(Input for this task)

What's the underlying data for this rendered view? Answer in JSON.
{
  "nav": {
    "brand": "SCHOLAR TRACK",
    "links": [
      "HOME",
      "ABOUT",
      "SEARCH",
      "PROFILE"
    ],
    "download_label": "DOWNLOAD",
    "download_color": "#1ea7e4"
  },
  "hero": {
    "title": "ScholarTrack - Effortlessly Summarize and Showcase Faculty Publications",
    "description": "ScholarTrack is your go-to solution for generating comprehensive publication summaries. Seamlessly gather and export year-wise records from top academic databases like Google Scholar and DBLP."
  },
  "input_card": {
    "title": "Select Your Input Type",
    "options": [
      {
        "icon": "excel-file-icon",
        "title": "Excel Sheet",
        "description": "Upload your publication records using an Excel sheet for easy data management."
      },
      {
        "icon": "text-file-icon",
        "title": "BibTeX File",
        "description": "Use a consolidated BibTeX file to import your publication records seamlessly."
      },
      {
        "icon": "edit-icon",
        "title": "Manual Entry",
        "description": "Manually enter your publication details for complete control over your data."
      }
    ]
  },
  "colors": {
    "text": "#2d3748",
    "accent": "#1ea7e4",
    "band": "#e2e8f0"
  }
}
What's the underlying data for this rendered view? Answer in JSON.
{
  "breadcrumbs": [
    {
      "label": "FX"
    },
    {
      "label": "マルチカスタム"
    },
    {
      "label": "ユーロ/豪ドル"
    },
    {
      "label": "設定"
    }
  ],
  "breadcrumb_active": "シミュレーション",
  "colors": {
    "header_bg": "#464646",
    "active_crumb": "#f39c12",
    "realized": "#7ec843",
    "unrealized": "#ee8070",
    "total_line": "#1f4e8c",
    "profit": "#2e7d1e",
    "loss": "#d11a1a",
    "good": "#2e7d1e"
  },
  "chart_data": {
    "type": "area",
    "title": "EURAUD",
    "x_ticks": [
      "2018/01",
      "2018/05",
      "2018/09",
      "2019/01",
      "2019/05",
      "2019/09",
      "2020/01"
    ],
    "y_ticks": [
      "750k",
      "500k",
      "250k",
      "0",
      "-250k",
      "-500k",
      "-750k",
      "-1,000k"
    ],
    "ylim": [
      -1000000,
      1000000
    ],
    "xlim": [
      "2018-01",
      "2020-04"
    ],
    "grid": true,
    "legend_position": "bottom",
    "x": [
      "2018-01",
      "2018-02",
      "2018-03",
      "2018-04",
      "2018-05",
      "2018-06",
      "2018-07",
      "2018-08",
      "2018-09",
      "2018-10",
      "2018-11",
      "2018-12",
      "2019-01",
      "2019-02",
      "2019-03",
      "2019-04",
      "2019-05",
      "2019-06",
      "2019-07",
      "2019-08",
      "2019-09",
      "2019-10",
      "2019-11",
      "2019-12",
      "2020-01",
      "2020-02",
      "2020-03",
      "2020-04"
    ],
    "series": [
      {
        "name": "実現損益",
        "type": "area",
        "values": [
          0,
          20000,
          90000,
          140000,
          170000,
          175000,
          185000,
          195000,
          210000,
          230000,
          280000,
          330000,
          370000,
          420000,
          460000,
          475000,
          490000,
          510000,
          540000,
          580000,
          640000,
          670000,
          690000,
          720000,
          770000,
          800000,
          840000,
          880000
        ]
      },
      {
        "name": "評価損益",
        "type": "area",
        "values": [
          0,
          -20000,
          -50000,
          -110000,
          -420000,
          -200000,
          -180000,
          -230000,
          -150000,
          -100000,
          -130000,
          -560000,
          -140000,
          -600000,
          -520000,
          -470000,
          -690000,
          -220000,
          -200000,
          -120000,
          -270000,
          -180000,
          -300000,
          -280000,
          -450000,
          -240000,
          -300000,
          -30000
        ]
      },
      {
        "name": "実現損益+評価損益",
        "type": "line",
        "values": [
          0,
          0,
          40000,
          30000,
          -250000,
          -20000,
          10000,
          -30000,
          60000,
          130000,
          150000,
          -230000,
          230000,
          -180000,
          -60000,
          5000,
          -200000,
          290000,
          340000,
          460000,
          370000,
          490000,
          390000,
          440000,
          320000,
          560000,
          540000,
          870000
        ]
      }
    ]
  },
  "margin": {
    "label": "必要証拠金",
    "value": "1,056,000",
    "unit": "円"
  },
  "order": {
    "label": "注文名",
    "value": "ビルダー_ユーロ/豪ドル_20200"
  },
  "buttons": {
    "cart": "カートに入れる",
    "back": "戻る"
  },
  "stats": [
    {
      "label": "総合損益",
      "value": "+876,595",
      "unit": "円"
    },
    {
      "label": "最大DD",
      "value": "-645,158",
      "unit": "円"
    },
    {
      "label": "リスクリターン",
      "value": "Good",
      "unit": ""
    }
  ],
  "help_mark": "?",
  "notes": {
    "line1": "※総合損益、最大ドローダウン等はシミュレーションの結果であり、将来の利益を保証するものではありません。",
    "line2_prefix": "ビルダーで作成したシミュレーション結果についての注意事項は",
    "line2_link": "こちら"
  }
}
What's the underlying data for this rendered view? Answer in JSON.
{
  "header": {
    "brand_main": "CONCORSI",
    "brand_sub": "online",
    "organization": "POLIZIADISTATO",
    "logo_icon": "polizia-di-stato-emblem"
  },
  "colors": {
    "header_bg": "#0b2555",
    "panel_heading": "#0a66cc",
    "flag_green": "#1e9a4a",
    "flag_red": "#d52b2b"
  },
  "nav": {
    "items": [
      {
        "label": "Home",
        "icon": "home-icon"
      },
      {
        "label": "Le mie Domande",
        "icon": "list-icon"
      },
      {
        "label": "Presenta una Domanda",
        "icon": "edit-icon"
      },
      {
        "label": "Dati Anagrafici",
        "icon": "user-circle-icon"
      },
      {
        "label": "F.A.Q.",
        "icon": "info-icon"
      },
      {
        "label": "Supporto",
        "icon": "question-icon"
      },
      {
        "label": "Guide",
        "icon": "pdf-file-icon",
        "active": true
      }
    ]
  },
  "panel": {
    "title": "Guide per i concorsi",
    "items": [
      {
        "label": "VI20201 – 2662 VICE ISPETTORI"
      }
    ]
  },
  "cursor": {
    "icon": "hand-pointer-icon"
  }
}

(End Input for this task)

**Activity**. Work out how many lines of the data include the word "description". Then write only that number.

**Completed exercise**. 4